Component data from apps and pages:
================================

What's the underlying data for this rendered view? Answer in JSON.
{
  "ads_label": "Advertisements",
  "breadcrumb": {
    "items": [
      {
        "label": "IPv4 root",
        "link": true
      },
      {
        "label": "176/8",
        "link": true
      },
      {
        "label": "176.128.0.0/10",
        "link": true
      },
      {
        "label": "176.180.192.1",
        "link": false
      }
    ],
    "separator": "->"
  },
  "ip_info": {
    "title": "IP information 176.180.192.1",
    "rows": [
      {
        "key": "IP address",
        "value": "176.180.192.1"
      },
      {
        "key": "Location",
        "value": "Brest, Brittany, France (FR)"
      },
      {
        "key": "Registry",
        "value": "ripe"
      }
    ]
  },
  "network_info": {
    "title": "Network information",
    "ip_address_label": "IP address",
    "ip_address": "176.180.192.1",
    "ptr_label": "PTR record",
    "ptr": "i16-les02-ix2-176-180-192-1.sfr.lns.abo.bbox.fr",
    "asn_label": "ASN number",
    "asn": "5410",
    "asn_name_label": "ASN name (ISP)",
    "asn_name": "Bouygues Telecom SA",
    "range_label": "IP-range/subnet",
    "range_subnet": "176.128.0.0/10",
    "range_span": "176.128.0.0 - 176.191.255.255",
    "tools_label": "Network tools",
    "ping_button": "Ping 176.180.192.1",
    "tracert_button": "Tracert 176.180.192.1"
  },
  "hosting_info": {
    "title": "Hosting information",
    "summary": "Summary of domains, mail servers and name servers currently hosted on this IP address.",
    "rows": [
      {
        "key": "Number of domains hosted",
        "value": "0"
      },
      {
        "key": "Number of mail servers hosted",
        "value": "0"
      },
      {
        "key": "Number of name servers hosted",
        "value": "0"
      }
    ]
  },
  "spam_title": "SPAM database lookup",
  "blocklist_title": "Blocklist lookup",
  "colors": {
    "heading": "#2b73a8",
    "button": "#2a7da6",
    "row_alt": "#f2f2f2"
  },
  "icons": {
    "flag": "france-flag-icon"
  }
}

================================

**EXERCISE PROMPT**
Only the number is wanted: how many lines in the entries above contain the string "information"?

**WRITTEN SOLUTION**
3